Indigenous leaders from a range of organizations came together to call for help Friday in Prince Albert.

Leaders from the Prince Albert Grand Council (PAGC), Meadow Lake Tribal Council (MLTC) and Métis Nation-Saskatchewan (MN-S) hosted a joint media conference Friday afternoon calling for both the provincial and federal governments to provide them more support to help deal with a range of issues in their communities including crime, addictions and poverty.

Besides leadership from the two tribal councils there were also individual chiefs present representing their nations. One of them was Buffalo River Dene Nation Chief Norma Catarat, who explained her nation has declared a state of emergency on two different occasions, with the most recent being the start of last month. Catarat told the media conference she has contracted a security service to patrol the community to provide extra security. She added she was recently made aware that in Saskatchewan overall rates of crime are higher in the north then in the south, but the southern parts get much more in terms of policing resources.

“Does that make sense, not to me,” she said.

Chief Catarat as well said her nation could be helped by providing subsidized Wifi internet so that families can set cameras which broadcast video to wireless devices so families can keep watch on older family members.

(MLTC Vice Chief Richard Derocher, left, Buffalo River Dene Nation Chief Norma Catarat, PAGC Grand Chief Brian Hardlotte.)

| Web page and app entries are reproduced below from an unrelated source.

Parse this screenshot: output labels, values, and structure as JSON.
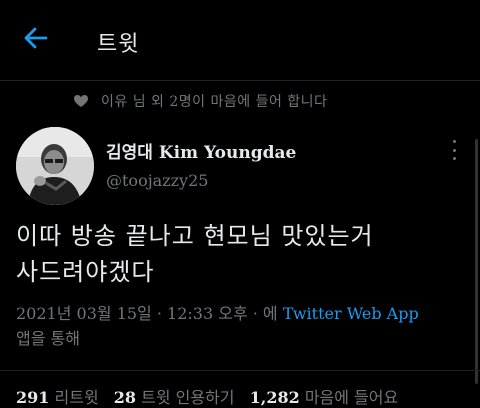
{
  "header": {
    "title": "트윗"
  },
  "social_context": {
    "text": "이유 님 외 2명이 마음에 들어 합니다"
  },
  "tweet": {
    "display_name": "김영대 Kim Youngdae",
    "handle": "@toojazzy25",
    "text_line1": "이따 방송 끝나고 현모님 맛있는거",
    "text_line2": "사드려야겠다",
    "timestamp": "2021년 03월 15일 · 12:33 오후 · 에",
    "source": "Twitter Web App",
    "source_suffix": "앱을 통해"
  },
  "stats": {
    "retweets_count": "291",
    "retweets_label": "리트윗",
    "quotes_count": "28",
    "quotes_label": "트윗 인용하기",
    "likes_count": "1,282",
    "likes_label": "마음에 들어요"
  },
  "colors": {
    "background": "#000000",
    "accent": "#1d9bf0",
    "secondary_text": "#71767b",
    "primary_text": "#e7e9ea"
  },
  "icons": {
    "back": "arrow-left-icon",
    "like": "heart-icon",
    "more": "more-vertical-icon"
  }
}
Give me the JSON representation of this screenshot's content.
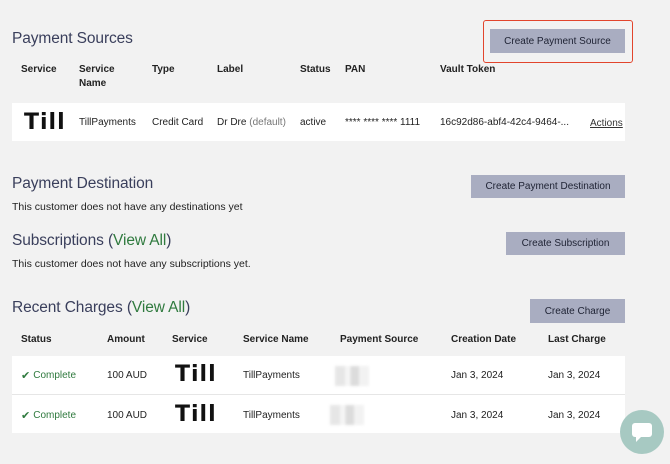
{
  "payment_sources": {
    "title": "Payment Sources",
    "create_button": "Create Payment Source",
    "headers": {
      "service": "Service",
      "service_name_1": "Service",
      "service_name_2": "Name",
      "type": "Type",
      "label": "Label",
      "status": "Status",
      "pan": "PAN",
      "vault_token": "Vault Token"
    },
    "row": {
      "service_logo": "Till",
      "service_name": "TillPayments",
      "type": "Credit Card",
      "label": "Dr Dre",
      "label_default": "(default)",
      "status": "active",
      "pan": "**** **** **** 1111",
      "vault_token": "16c92d86-abf4-42c4-9464-...",
      "actions": "Actions"
    }
  },
  "payment_destination": {
    "title": "Payment Destination",
    "create_button": "Create Payment Destination",
    "note": "This customer does not have any destinations yet"
  },
  "subscriptions": {
    "title": "Subscriptions",
    "open_paren": "(",
    "view_all": "View All",
    "close_paren": ")",
    "create_button": "Create Subscription",
    "note": "This customer does not have any subscriptions yet."
  },
  "recent_charges": {
    "title": "Recent Charges",
    "open_paren": "(",
    "view_all": "View All",
    "close_paren": ")",
    "create_button": "Create Charge",
    "headers": {
      "status": "Status",
      "amount": "Amount",
      "service": "Service",
      "service_name": "Service Name",
      "payment_source": "Payment Source",
      "creation_date": "Creation Date",
      "last_charge": "Last Charge"
    },
    "rows": [
      {
        "status": "Complete",
        "amount": "100 AUD",
        "service_logo": "Till",
        "service_name": "TillPayments",
        "creation_date": "Jan 3, 2024",
        "last_charge": "Jan 3, 2024"
      },
      {
        "status": "Complete",
        "amount": "100 AUD",
        "service_logo": "Till",
        "service_name": "TillPayments",
        "creation_date": "Jan 3, 2024",
        "last_charge": "Jan 3, 2024"
      }
    ]
  },
  "icons": {
    "check": "check-icon",
    "chat": "chat-bubble-icon"
  },
  "colors": {
    "accent_button": "#a9adc1",
    "link_green": "#2f7a3e",
    "highlight": "#e2452d",
    "title": "#3a3f5c"
  }
}
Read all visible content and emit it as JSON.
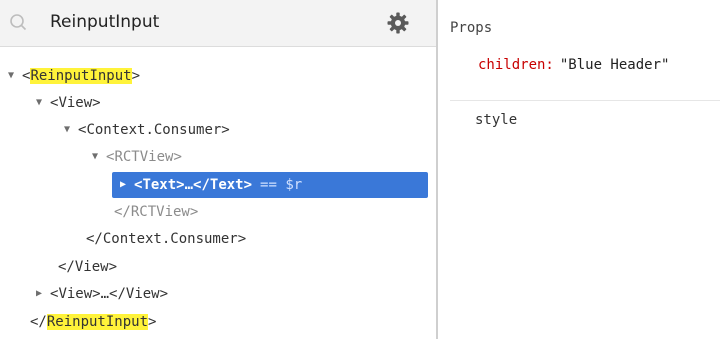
{
  "search": {
    "value": "ReinputInput"
  },
  "icons": {
    "search": "search-icon",
    "settings": "gear-icon"
  },
  "tree": {
    "rows": [
      {
        "arrow": "▼",
        "open": "<",
        "name": "ReinputInput",
        "close": ">"
      },
      {
        "arrow": "▼",
        "open": "<",
        "name": "View",
        "close": ">"
      },
      {
        "arrow": "▼",
        "open": "<",
        "name": "Context.Consumer",
        "close": ">"
      },
      {
        "arrow": "▼",
        "open": "<",
        "name": "RCTView",
        "close": ">"
      },
      {
        "arrow": "▶",
        "open": "<",
        "name": "Text",
        "close": ">",
        "ellipsis": "…",
        "end": "</Text>",
        "ref": "== $r"
      },
      {
        "open": "</",
        "name": "RCTView",
        "close": ">"
      },
      {
        "open": "</",
        "name": "Context.Consumer",
        "close": ">"
      },
      {
        "open": "</",
        "name": "View",
        "close": ">"
      },
      {
        "arrow": "▶",
        "open": "<",
        "name": "View",
        "close": ">",
        "ellipsis": "…",
        "end": "</View>"
      },
      {
        "open": "</",
        "name": "ReinputInput",
        "close": ">"
      }
    ]
  },
  "props": {
    "title": "Props",
    "children_key": "children:",
    "children_value": "\"Blue Header\"",
    "style_label": "style"
  },
  "colors": {
    "selection": "#3a78d8",
    "highlight": "#fff33a",
    "prop_key": "#c80000"
  }
}
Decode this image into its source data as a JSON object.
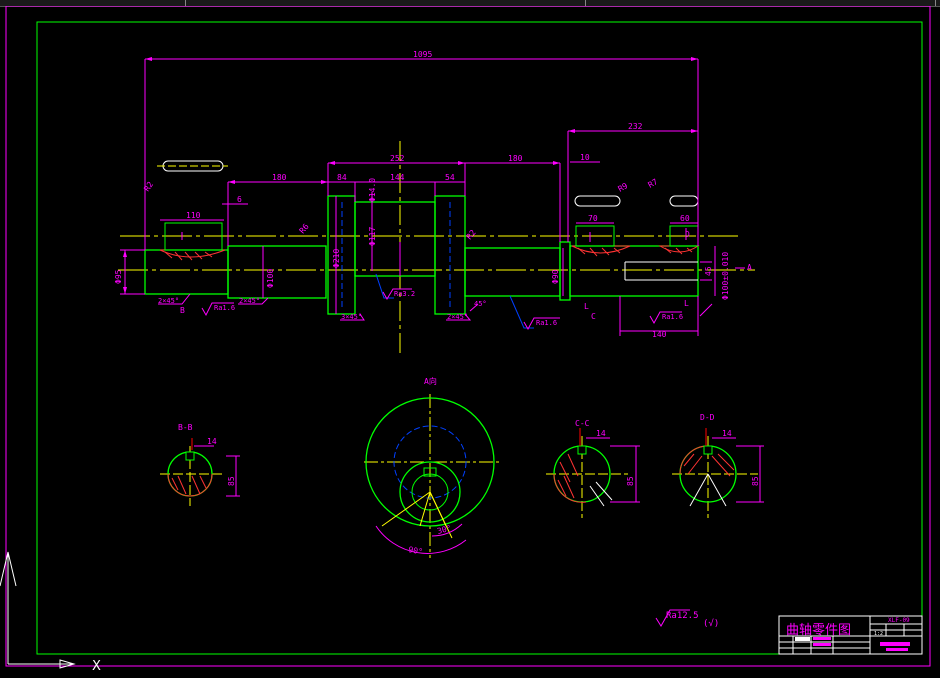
{
  "colors": {
    "background": "#000000",
    "frame": "#ff00ff",
    "inner_frame": "#00ff00",
    "centerline": "#ffff00",
    "dimension": "#ff00ff",
    "outline": "#00ff00",
    "hidden": "#0040ff",
    "hatch": "#ff3333",
    "symbol": "#ff0000",
    "white": "#ffffff"
  },
  "dims": {
    "overall": "1095",
    "d232": "232",
    "d252": "252",
    "d180a": "180",
    "d180b": "180",
    "d84": "84",
    "d144": "144",
    "d54": "54",
    "d110": "110",
    "d6": "6",
    "d10": "10",
    "d70": "70",
    "d60": "60",
    "d140": "140",
    "dia95": "Φ95",
    "dia100": "Φ100",
    "dia210": "Φ210",
    "dia117": "Φ117",
    "dia90": "Φ90",
    "dia100tol": "Φ100±0.010",
    "d45": "45",
    "r2": "R2",
    "r9": "R9",
    "r7": "R7",
    "r6": "R6",
    "dia14": "Φ14.0"
  },
  "chamfers": {
    "c1": "2×45°",
    "c2": "2×45°",
    "c3": "3×45°",
    "c4": "2×45°",
    "c5": "45°"
  },
  "roughness": {
    "r1": "Ra1.6",
    "r2": "Ra3.2",
    "r3": "Ra1.6",
    "r4": "Ra1.6"
  },
  "labels": {
    "A": "A",
    "B": "B",
    "C": "C",
    "D": "D",
    "L": "L",
    "L2": "L"
  },
  "sections": {
    "bb": "B-B",
    "av": "A向",
    "cc": "C-C",
    "dd": "D-D",
    "bb_key": "14",
    "bb_h": "85",
    "cc_key": "14",
    "cc_h": "85",
    "dd_key": "14",
    "dd_h": "85",
    "angle90": "90°",
    "angle30": "30°"
  },
  "general_roughness": {
    "text": "Ra12.5",
    "paren": "(√)"
  },
  "title_block": {
    "title": "曲轴零件图",
    "code": "XLF-09",
    "ratio": "1:2"
  },
  "ucs": {
    "x_label": "X"
  }
}
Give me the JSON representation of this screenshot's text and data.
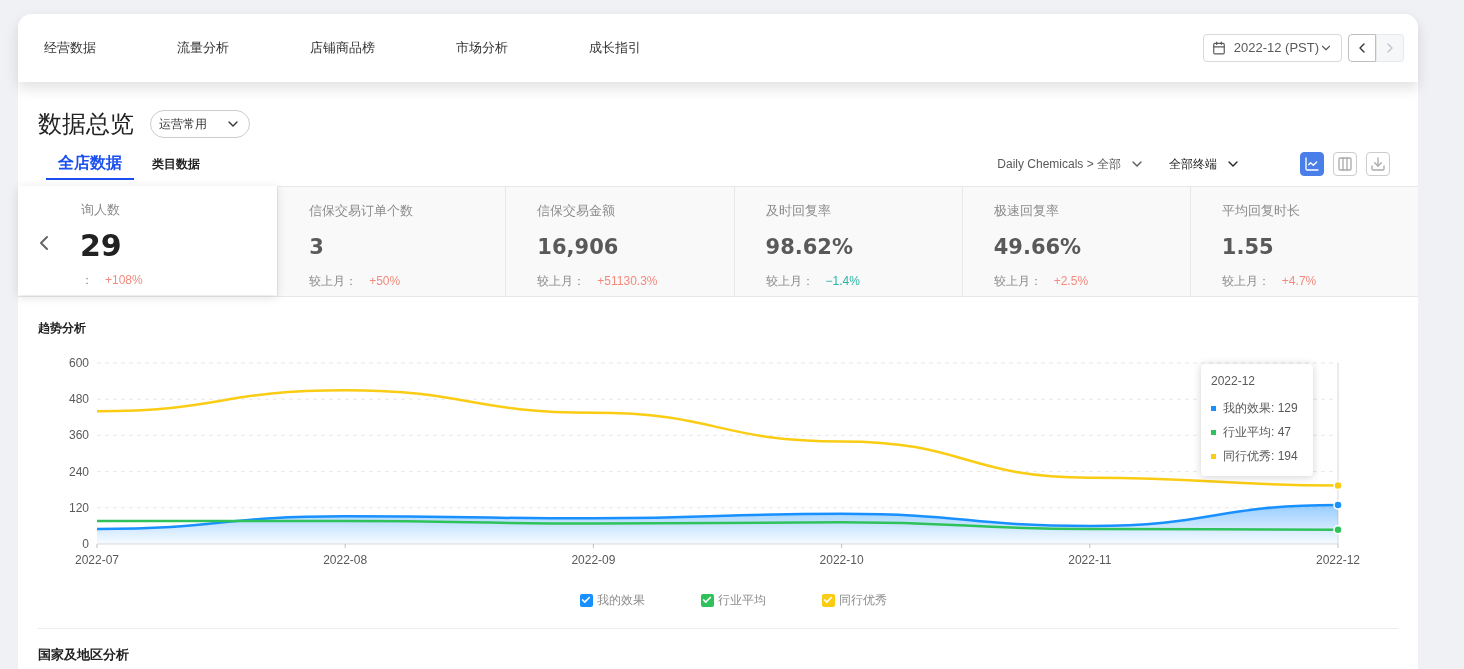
{
  "nav": {
    "items": [
      {
        "label": "经营数据",
        "selected": false
      },
      {
        "label": "流量分析",
        "selected": false
      },
      {
        "label": "店铺商品榜",
        "selected": false
      },
      {
        "label": "市场分析",
        "selected": false
      },
      {
        "label": "成长指引",
        "selected": false
      }
    ],
    "date": "2022-12 (PST)",
    "next_disabled": true
  },
  "header": {
    "title": "数据总览",
    "preset": "运营常用"
  },
  "tabs": [
    {
      "label": "全店数据",
      "selected": true
    },
    {
      "label": "类目数据",
      "selected": false
    }
  ],
  "filters": {
    "category": "Daily Chemicals > 全部",
    "terminal": "全部终端"
  },
  "view_modes": [
    {
      "kind": "line",
      "selected": true
    },
    {
      "kind": "columns",
      "selected": false
    },
    {
      "kind": "download",
      "selected": false
    }
  ],
  "metrics": [
    {
      "title": "询人数",
      "value": "29",
      "compare_label": "：",
      "delta": "+108%",
      "color": "#f28a7e",
      "raised": true
    },
    {
      "title": "信保交易订单个数",
      "value": "3",
      "compare_label": "较上月：",
      "delta": "+50%",
      "color": "#f28a7e",
      "raised": false
    },
    {
      "title": "信保交易金额",
      "value": "16,906",
      "compare_label": "较上月：",
      "delta": "+51130.3%",
      "color": "#f28a7e",
      "raised": false
    },
    {
      "title": "及时回复率",
      "value": "98.62%",
      "compare_label": "较上月：",
      "delta": "−1.4%",
      "color": "#2bb5a5",
      "raised": false
    },
    {
      "title": "极速回复率",
      "value": "49.66%",
      "compare_label": "较上月：",
      "delta": "+2.5%",
      "color": "#f28a7e",
      "raised": false
    },
    {
      "title": "平均回复时长",
      "value": "1.55",
      "compare_label": "较上月：",
      "delta": "+4.7%",
      "color": "#f28a7e",
      "raised": false
    }
  ],
  "trend": {
    "title": "趋势分析",
    "chart_data": {
      "type": "line",
      "categories": [
        "2022-07",
        "2022-08",
        "2022-09",
        "2022-10",
        "2022-11",
        "2022-12"
      ],
      "ylim": [
        0,
        600
      ],
      "yticks": [
        0,
        120,
        240,
        360,
        480,
        600
      ],
      "grid": true,
      "series": [
        {
          "name": "我的效果",
          "color": "#1890ff",
          "values": [
            50,
            92,
            85,
            100,
            60,
            129
          ]
        },
        {
          "name": "行业平均",
          "color": "#2fc25b",
          "values": [
            76,
            76,
            68,
            72,
            50,
            47
          ]
        },
        {
          "name": "同行优秀",
          "color": "#facc14",
          "values": [
            440,
            510,
            435,
            340,
            220,
            194
          ]
        }
      ]
    },
    "tooltip": {
      "title": "2022-12",
      "rows": [
        "我的效果: 129",
        "行业平均: 47",
        "同行优秀: 194"
      ]
    },
    "legend": [
      {
        "checked": true
      },
      {
        "checked": true
      },
      {
        "checked": true
      }
    ]
  },
  "region": {
    "title": "国家及地区分析"
  }
}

During the media conference the leaders were asked about a recent announcement by the Government of Saskatchewan which promises to create a Saskatchewan Marshal Service to begin operations by 2026. PAGC Vice Chief Joesph Tsannie said he has been trying to get more information about the new law enforcement agency, but has so far not heard anything. MLTC Vice Chief Richard Derocher echoed a similar sentiment adding he didn’t see anything in the announcement of the new policing service mentioning First Nation communities.

“We haven’t discussed with our MLAs yet, to see what that entails and how its going to affect our First Nation communities in northwest Saskatchewan,” he said.

A number of the leaders brought up that providing more enforcement and police resources was an immediate or short term need, adding that to deal with the root causes of many of the issues additional resources are needed for addictions and mental health treatment. Housing was also brought up, with Peter Ballantyne Cree Nation (PBCN) Chief Karen Bird, who joined the media conference virtually, remarking about the large gap in her nation between the amount of housing and the number of members.

“We have 12,000 people in 905 houses,” she said.

Teddy Clark, Chief of the Clearwater River Dene Nation as well put out the call for both levels of government to come sit at the table with First Nations leaders to talk about changes in policy. The chief said in many cases policies governing and impacting First Nations are drawn up by the provincial and federal governments with no input from First Nations. He stressed the need for changes to be made in regards to crafting policy and that First Nations need to be part of the process.

“You need to hear us, you need to understand us,” he said.

(Top Photo: Chief Teddy Clark speaks at the media conference while fellow leaders look on. Photo by Michael Joel-Hansen.)